Problem to solve →
The records below need to come back exactly as they are, pictures omitted.

Provided records →
:::::

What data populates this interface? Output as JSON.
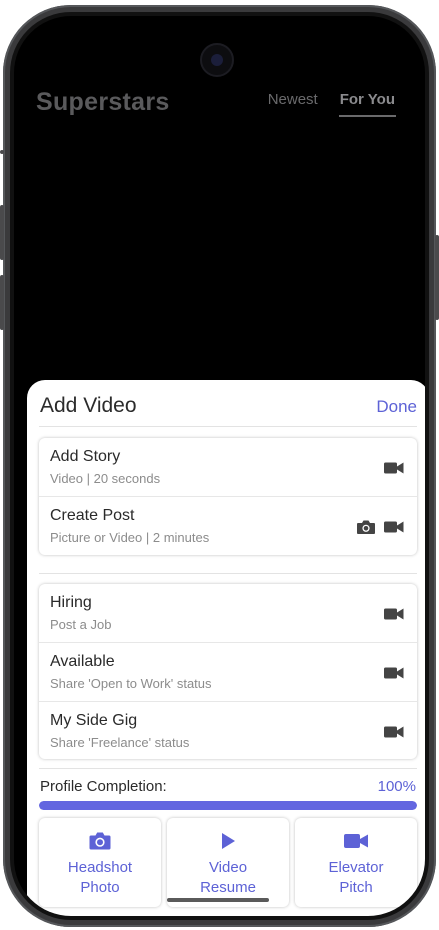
{
  "header": {
    "title": "Superstars",
    "tabs": [
      {
        "label": "Newest",
        "active": false
      },
      {
        "label": "For You",
        "active": true
      }
    ]
  },
  "sheet": {
    "title": "Add Video",
    "done_label": "Done",
    "post_options": [
      {
        "title": "Add Story",
        "subtitle": "Video | 20 seconds",
        "icons": [
          "video-camera-icon"
        ]
      },
      {
        "title": "Create Post",
        "subtitle": "Picture or Video | 2 minutes",
        "icons": [
          "camera-icon",
          "video-camera-icon"
        ]
      }
    ],
    "status_options": [
      {
        "title": "Hiring",
        "subtitle": "Post a Job",
        "icons": [
          "video-camera-icon"
        ]
      },
      {
        "title": "Available",
        "subtitle": "Share 'Open to Work' status",
        "icons": [
          "video-camera-icon"
        ]
      },
      {
        "title": "My Side Gig",
        "subtitle": "Share 'Freelance' status",
        "icons": [
          "video-camera-icon"
        ]
      }
    ],
    "profile_completion": {
      "label": "Profile Completion:",
      "value_text": "100%",
      "value_fraction": 1.0
    },
    "actions": [
      {
        "label": "Headshot\nPhoto",
        "icon": "camera-icon"
      },
      {
        "label": "Video\nResume",
        "icon": "play-icon"
      },
      {
        "label": "Elevator\nPitch",
        "icon": "video-camera-icon"
      }
    ]
  },
  "colors": {
    "accent": "#5d62d6",
    "progress_fill": "#6366e0",
    "screen_background": "#000000",
    "icon_gray": "#444444"
  }
}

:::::

Expected answer →
What data populates this interface? Output as JSON.
{
  "header": {
    "title": "Superstars",
    "tabs": [
      {
        "label": "Newest",
        "active": false
      },
      {
        "label": "For You",
        "active": true
      }
    ]
  },
  "sheet": {
    "title": "Add Video",
    "done_label": "Done",
    "post_options": [
      {
        "title": "Add Story",
        "subtitle": "Video | 20 seconds",
        "icons": [
          "video-camera-icon"
        ]
      },
      {
        "title": "Create Post",
        "subtitle": "Picture or Video | 2 minutes",
        "icons": [
          "camera-icon",
          "video-camera-icon"
        ]
      }
    ],
    "status_options": [
      {
        "title": "Hiring",
        "subtitle": "Post a Job",
        "icons": [
          "video-camera-icon"
        ]
      },
      {
        "title": "Available",
        "subtitle": "Share 'Open to Work' status",
        "icons": [
          "video-camera-icon"
        ]
      },
      {
        "title": "My Side Gig",
        "subtitle": "Share 'Freelance' status",
        "icons": [
          "video-camera-icon"
        ]
      }
    ],
    "profile_completion": {
      "label": "Profile Completion:",
      "value_text": "100%",
      "value_fraction": 1.0
    },
    "actions": [
      {
        "label": "Headshot\nPhoto",
        "icon": "camera-icon"
      },
      {
        "label": "Video\nResume",
        "icon": "play-icon"
      },
      {
        "label": "Elevator\nPitch",
        "icon": "video-camera-icon"
      }
    ]
  },
  "colors": {
    "accent": "#5d62d6",
    "progress_fill": "#6366e0",
    "screen_background": "#000000",
    "icon_gray": "#444444"
  }
}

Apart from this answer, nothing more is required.